(Records from a collection)
* * * * * * * * *

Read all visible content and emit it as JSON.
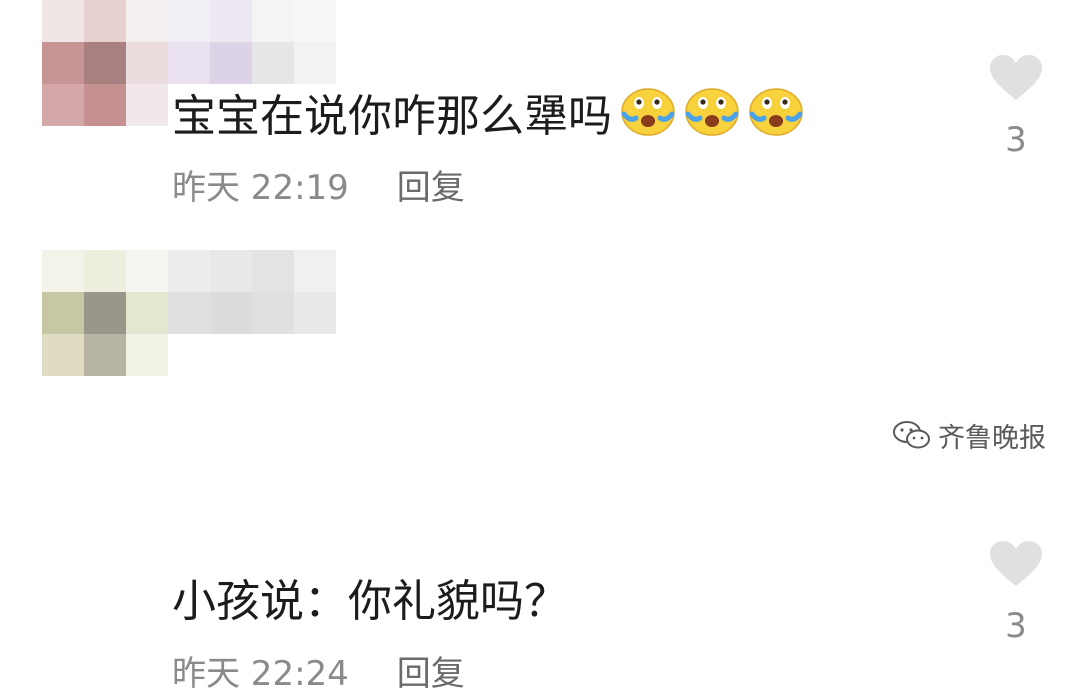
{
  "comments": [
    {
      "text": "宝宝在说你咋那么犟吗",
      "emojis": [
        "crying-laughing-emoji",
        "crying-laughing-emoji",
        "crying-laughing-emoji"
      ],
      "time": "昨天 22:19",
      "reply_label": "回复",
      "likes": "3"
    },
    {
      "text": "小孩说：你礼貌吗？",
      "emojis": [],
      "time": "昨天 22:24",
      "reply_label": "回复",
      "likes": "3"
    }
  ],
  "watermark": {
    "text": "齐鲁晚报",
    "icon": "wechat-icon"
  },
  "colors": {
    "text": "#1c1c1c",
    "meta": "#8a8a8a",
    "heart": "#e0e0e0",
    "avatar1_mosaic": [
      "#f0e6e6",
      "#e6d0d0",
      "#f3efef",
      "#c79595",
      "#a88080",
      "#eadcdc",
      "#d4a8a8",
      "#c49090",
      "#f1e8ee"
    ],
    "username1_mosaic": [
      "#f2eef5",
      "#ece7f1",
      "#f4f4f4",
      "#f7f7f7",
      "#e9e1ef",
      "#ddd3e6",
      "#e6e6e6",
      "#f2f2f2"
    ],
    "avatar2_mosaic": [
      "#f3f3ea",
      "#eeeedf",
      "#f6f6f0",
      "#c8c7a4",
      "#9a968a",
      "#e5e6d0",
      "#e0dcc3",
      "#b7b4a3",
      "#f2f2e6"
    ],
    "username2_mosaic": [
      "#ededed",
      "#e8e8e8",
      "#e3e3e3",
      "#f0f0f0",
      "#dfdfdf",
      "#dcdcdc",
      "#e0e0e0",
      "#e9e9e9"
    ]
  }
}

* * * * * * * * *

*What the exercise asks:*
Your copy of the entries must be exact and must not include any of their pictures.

*Written solution:*
Read all visible content and emit it as JSON.
{
  "comments": [
    {
      "text": "宝宝在说你咋那么犟吗",
      "emojis": [
        "crying-laughing-emoji",
        "crying-laughing-emoji",
        "crying-laughing-emoji"
      ],
      "time": "昨天 22:19",
      "reply_label": "回复",
      "likes": "3"
    },
    {
      "text": "小孩说：你礼貌吗？",
      "emojis": [],
      "time": "昨天 22:24",
      "reply_label": "回复",
      "likes": "3"
    }
  ],
  "watermark": {
    "text": "齐鲁晚报",
    "icon": "wechat-icon"
  },
  "colors": {
    "text": "#1c1c1c",
    "meta": "#8a8a8a",
    "heart": "#e0e0e0",
    "avatar1_mosaic": [
      "#f0e6e6",
      "#e6d0d0",
      "#f3efef",
      "#c79595",
      "#a88080",
      "#eadcdc",
      "#d4a8a8",
      "#c49090",
      "#f1e8ee"
    ],
    "username1_mosaic": [
      "#f2eef5",
      "#ece7f1",
      "#f4f4f4",
      "#f7f7f7",
      "#e9e1ef",
      "#ddd3e6",
      "#e6e6e6",
      "#f2f2f2"
    ],
    "avatar2_mosaic": [
      "#f3f3ea",
      "#eeeedf",
      "#f6f6f0",
      "#c8c7a4",
      "#9a968a",
      "#e5e6d0",
      "#e0dcc3",
      "#b7b4a3",
      "#f2f2e6"
    ],
    "username2_mosaic": [
      "#ededed",
      "#e8e8e8",
      "#e3e3e3",
      "#f0f0f0",
      "#dfdfdf",
      "#dcdcdc",
      "#e0e0e0",
      "#e9e9e9"
    ]
  }
}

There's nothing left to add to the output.